* _Entries from a dataset of interfaces_:
________________________

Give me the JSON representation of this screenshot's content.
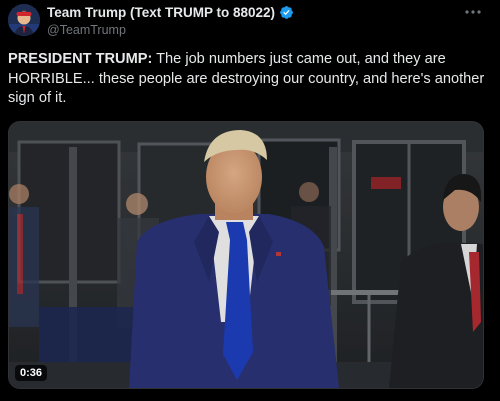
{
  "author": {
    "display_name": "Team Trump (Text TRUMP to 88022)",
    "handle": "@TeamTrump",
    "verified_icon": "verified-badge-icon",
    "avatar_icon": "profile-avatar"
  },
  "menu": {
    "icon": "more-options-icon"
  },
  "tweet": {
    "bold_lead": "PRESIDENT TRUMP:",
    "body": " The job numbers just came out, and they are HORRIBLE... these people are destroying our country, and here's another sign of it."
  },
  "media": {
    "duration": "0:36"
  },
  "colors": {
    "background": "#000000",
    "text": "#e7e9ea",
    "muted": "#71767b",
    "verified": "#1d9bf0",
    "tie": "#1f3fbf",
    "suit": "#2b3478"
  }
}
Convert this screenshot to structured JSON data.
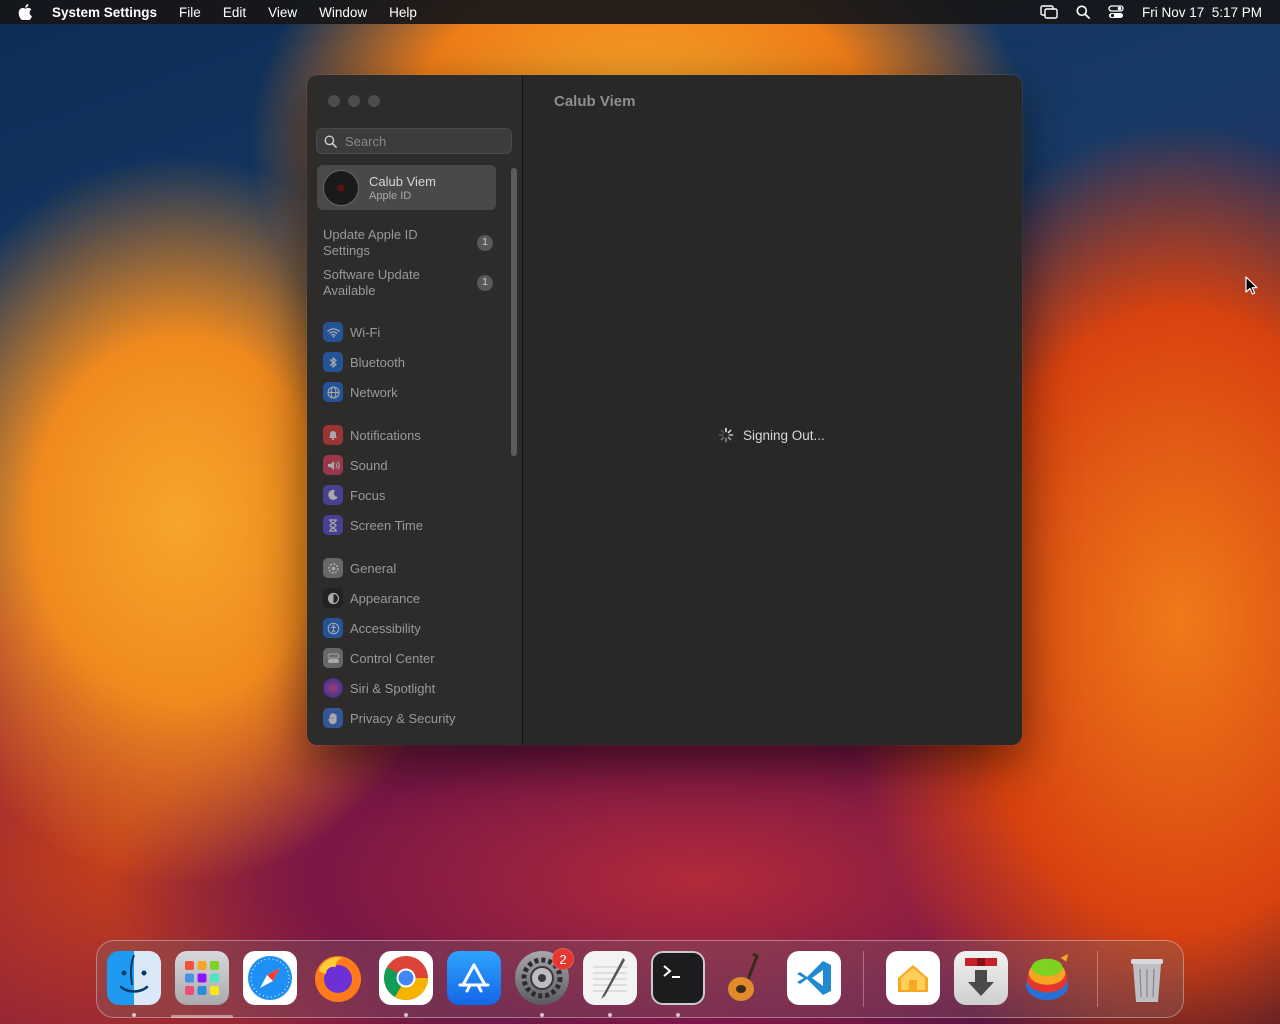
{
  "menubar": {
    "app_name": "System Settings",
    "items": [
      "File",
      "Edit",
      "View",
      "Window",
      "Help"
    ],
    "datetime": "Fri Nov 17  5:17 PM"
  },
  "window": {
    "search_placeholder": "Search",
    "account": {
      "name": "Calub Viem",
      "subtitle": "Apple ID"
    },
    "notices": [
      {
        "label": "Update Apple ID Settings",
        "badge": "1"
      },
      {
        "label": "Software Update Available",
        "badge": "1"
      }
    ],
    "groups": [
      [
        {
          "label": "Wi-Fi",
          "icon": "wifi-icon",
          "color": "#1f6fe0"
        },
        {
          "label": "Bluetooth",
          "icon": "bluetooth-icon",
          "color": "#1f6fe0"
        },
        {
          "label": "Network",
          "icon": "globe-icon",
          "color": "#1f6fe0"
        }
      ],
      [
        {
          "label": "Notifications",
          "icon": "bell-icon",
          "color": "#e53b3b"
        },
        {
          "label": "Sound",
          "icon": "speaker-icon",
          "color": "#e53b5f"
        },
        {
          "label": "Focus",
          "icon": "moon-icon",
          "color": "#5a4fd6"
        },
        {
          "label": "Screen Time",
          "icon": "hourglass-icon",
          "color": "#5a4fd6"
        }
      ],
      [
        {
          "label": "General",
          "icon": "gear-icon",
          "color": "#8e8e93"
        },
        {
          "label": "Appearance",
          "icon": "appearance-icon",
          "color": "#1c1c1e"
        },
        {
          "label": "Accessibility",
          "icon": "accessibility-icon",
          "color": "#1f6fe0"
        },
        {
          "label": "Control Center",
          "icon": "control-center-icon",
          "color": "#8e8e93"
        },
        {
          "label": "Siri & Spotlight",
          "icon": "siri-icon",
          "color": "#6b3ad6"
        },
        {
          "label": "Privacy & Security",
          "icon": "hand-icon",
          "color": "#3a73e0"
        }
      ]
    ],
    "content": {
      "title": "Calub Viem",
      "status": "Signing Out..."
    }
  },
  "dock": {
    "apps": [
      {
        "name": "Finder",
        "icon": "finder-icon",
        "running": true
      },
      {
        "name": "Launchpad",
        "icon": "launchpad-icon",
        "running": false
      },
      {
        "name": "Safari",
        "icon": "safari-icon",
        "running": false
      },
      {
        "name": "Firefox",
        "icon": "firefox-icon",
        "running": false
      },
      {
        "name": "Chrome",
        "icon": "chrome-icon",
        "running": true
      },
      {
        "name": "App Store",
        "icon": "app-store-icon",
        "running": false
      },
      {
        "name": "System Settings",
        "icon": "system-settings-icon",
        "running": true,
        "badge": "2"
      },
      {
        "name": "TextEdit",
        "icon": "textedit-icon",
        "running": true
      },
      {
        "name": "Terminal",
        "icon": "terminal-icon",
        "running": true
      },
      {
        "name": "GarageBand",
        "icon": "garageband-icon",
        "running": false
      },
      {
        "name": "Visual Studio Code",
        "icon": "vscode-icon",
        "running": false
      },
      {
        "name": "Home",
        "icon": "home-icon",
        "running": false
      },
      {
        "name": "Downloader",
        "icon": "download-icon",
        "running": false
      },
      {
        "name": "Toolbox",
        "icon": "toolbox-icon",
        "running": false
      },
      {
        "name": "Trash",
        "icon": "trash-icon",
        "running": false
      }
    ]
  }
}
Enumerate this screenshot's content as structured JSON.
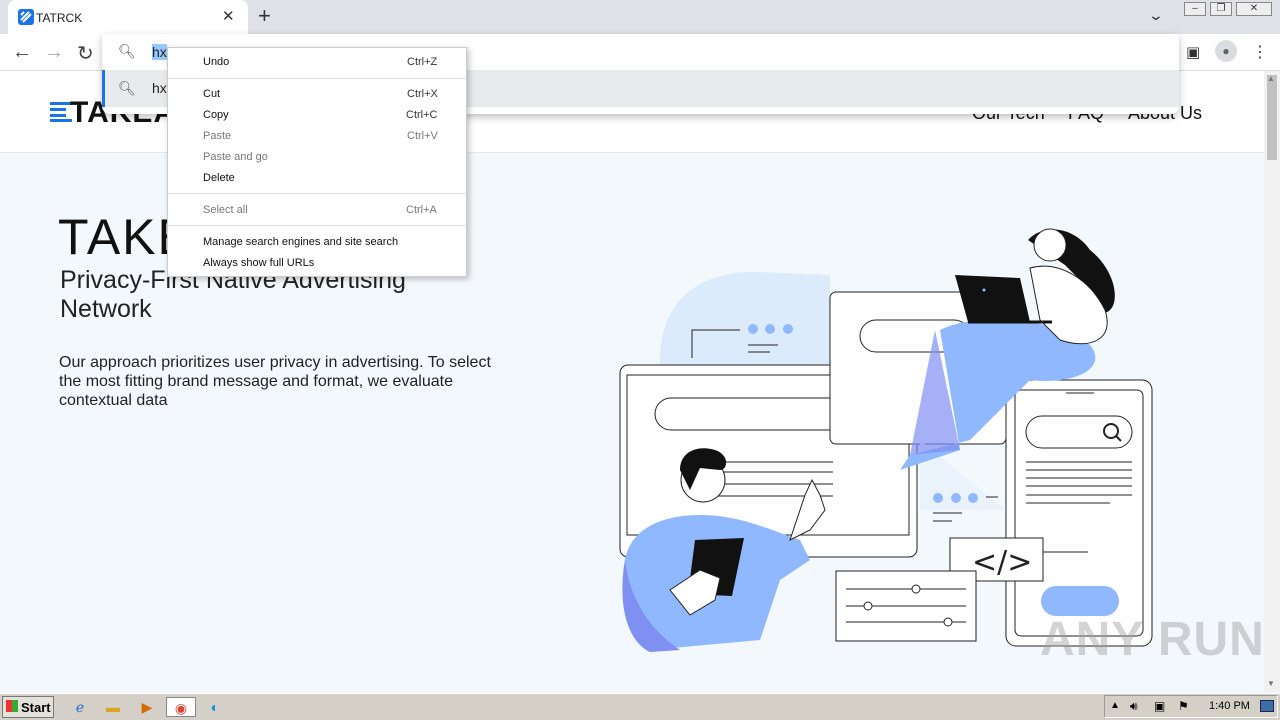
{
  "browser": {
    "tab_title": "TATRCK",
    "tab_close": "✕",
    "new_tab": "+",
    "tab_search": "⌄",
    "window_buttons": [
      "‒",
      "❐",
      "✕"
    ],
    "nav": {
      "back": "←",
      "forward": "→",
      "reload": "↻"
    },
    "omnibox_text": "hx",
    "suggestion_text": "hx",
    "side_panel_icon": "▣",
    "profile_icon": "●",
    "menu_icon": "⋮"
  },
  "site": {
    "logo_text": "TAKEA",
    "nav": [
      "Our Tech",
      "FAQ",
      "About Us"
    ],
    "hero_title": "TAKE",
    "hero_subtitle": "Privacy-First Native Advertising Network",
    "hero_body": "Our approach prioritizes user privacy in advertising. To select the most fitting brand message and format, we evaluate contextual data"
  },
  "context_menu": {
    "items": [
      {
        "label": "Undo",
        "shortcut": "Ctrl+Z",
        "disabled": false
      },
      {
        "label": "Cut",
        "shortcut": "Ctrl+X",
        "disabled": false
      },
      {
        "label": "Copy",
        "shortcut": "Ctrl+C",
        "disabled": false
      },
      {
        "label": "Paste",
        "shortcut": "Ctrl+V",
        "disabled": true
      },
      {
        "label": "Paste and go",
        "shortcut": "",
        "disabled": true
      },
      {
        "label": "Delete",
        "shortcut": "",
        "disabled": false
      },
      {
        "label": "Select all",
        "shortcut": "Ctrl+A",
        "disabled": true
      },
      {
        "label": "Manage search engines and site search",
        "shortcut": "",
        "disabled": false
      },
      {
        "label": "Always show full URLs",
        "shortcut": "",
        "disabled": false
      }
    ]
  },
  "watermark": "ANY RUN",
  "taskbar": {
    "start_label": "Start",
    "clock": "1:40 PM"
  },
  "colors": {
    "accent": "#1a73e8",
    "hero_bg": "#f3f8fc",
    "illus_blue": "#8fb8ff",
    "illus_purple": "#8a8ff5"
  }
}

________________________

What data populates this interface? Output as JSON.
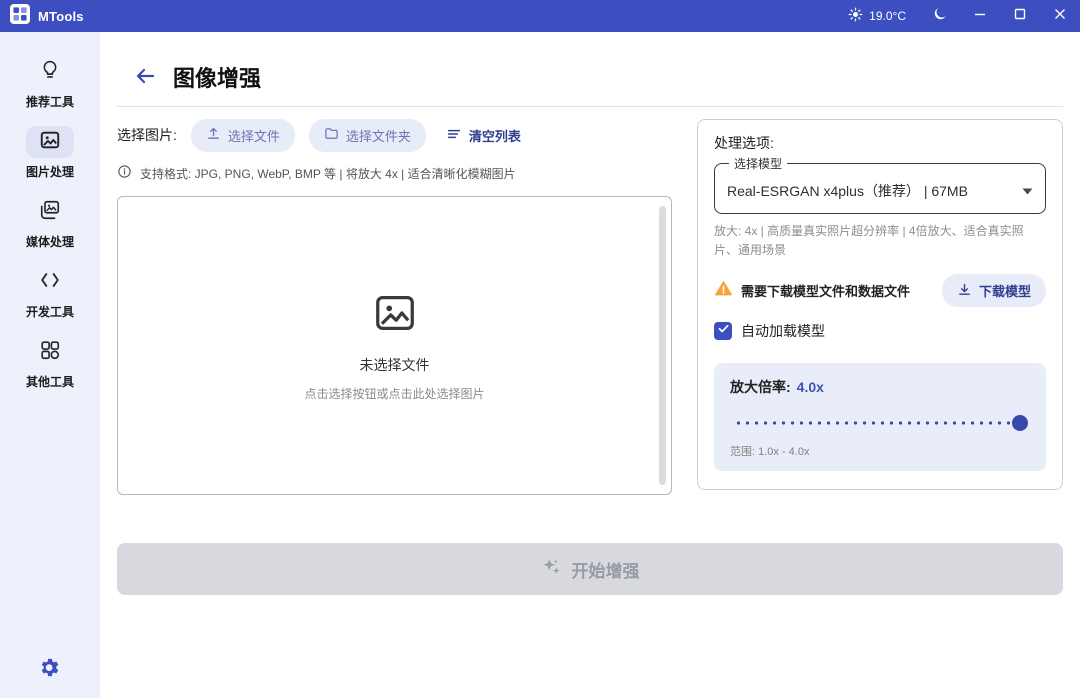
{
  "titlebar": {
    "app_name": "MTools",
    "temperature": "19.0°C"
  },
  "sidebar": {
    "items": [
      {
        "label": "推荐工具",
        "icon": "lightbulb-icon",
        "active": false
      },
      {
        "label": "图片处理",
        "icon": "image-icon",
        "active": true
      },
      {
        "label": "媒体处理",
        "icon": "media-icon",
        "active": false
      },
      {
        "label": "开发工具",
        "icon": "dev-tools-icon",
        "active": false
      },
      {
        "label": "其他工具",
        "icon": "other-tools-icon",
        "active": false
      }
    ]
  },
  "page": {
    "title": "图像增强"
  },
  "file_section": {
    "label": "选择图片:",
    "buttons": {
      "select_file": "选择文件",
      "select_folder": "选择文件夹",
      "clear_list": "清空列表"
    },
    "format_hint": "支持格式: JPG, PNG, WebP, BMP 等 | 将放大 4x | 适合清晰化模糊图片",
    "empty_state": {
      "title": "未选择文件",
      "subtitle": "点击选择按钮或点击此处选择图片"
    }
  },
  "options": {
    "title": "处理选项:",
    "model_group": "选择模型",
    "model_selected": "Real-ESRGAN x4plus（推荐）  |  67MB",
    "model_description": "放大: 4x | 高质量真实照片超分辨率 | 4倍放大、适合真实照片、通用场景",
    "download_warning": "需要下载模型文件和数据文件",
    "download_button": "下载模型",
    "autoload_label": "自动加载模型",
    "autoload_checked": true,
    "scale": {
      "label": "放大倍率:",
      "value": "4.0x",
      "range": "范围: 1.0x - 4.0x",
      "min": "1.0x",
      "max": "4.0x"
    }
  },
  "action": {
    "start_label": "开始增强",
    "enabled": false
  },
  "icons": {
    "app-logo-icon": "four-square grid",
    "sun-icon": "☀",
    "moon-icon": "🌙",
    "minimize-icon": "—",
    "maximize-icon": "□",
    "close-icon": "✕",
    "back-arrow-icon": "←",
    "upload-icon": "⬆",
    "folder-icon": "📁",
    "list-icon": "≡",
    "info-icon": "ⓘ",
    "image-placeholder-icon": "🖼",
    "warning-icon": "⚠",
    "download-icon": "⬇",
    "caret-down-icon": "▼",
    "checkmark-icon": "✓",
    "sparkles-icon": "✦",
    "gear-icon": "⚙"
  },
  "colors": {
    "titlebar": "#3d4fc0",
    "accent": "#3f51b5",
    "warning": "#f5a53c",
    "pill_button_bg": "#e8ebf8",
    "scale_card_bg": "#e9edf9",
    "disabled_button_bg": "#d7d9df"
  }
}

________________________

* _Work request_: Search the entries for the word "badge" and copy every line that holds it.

* _Answer space_:
    "verified_icon": "verified-badge-icon",
        "badge": "1"
        "badge": "1"
        "badge": "2"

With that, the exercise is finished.